One Franco-era official Hochschild quotes laid out just how good Texaco was to the aspiring regime: “Without American petroleum and American trucks and American credits, we could never have won the civil war.”
Hochschild notes too that Rieber wasn’t alone. Dow Chemical gifted 40,000 bombs to Hitler just before the war began, and the heads of Ford, General Motors, Eastern Kodak and other companies met at New York’s Waldorf Astoria to talk “about the prospects for American cooperation with the Nazi regime.”
Today, the fossil fuel industry is no better friend to democracy than it was in the thirties. While Rieber’s alliance with Franco was driven by ideology, plenty of more recent executives from companies like Coca-Cola and Halliburton dealt with authoritarian regimes for the sake of good business alone. In all likelihood, today’s CEOs will make friends with whoever finds their way into Congress and the Oval Office come November. So long as they make a profit, oil and gas companies will be as happy to deal with a dictatorship as a democracy—maybe even, as Rieber was, happier.

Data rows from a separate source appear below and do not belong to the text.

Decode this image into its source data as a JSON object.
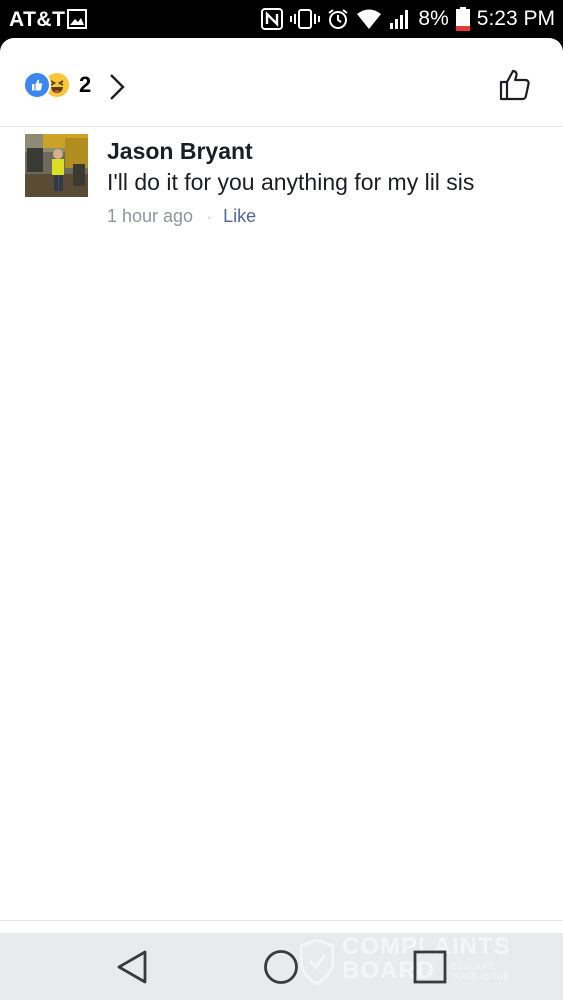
{
  "status_bar": {
    "carrier": "AT&T",
    "battery": "8%",
    "time": "5:23 PM",
    "icons": [
      "gallery-icon",
      "nfc-icon",
      "vibrate-icon",
      "alarm-icon",
      "wifi-icon",
      "signal-icon",
      "battery-icon"
    ]
  },
  "header": {
    "reactions": [
      "like",
      "haha"
    ],
    "reaction_count": "2",
    "colors": {
      "like": "#3b86f1",
      "haha": "#f7c737"
    }
  },
  "comment": {
    "author": "Jason Bryant",
    "text": "I'll do it for you anything for my lil sis",
    "time": "1 hour ago",
    "separator": "·",
    "like_label": "Like",
    "colors": {
      "like_link": "#4b67a1",
      "meta": "#90949c"
    }
  },
  "watermark": {
    "line1": "COMPLAINTS",
    "line2": "BOARD",
    "sub1": "RESOLVE",
    "sub2": "YOUR ISSUE"
  },
  "nav_bar": {
    "icons": [
      "back-icon",
      "home-icon",
      "recents-icon"
    ]
  }
}
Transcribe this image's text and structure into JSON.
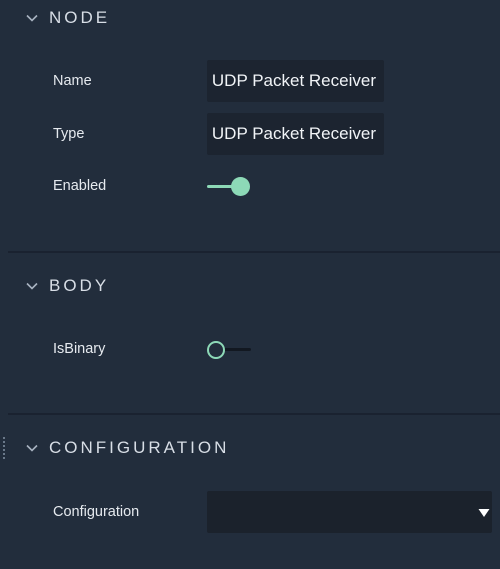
{
  "sections": {
    "node": {
      "title": "NODE",
      "name_label": "Name",
      "name_value": "UDP Packet Receiver",
      "type_label": "Type",
      "type_value": "UDP Packet Receiver",
      "enabled_label": "Enabled",
      "enabled_value": true
    },
    "body": {
      "title": "BODY",
      "isbinary_label": "IsBinary",
      "isbinary_value": false
    },
    "configuration": {
      "title": "CONFIGURATION",
      "configuration_label": "Configuration",
      "configuration_value": ""
    }
  },
  "icons": {
    "section_toggle": "chevron-down-icon",
    "dropdown": "triangle-down-icon",
    "resize": "drag-handle-icon"
  },
  "colors": {
    "background": "#222d3c",
    "field_background": "#1c2430",
    "accent": "#8dd9b7",
    "divider": "#1a2230"
  }
}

The people driving climate change and the ones who could make its effects truly dystopian are cut from the same cloth. They’ve found plenty of common ground in the last century, and will probably continue to do so no matter how bad things get for the rest of us. The war on warming, then, isn’t one that can stand alone. If we want to save the planet, we need to stop the kinds of people who want to make it a dangerous place for those already worst-off.
We need a World War II-style mobilization against climate change. We also need one against fascism. The path toward each is the same: a stronger and more unified left. Here it’s worth remembering the government’s increased role in the economy started before the war, with the New Deal. This wasn’t just a top-down initiative of kindly Democrats: Massive, disruptive protests forced Roosevelt’s hand in enacting relief programs and labor protections like the National Labor Relations Act. Depression-era mobilizations also transformed the labor left into a powerful voice for working class interests, and a force to be reckoned with in the halls of power once war rolled around in the forties. If Americans remember World War II as one of shared prosperity (and plenty—including many Japanese Americans—do not), it’s in part because the threat of open revolt pushed the White House into a corner a decade before.
With Americans across the political spectrum railing against elites, it’s time to inject the climate fight with a bigger dose of rowdy populism—to take on runaway climate change, corporate power and political xenophobia alike. Mobilizing at the scale demanded by today’s political and physical climate will require naming an “us” versus a “them” more compelling than humanity versus physics, and—in the process—building a left both bigger and more popular than the United States has ever known.
From retractions of civil liberties to violent nationalism, the ways that hawkish states respond to existential threats leave a lot to be desired. War metaphors aside, though, we desperately need the kind of mobilization McKibben outlines: a full court press from government and the private sector. Necessary, too, is one from below, to make that mobilization happen in the first place and ensure it’s worth a damn to the 99 percent.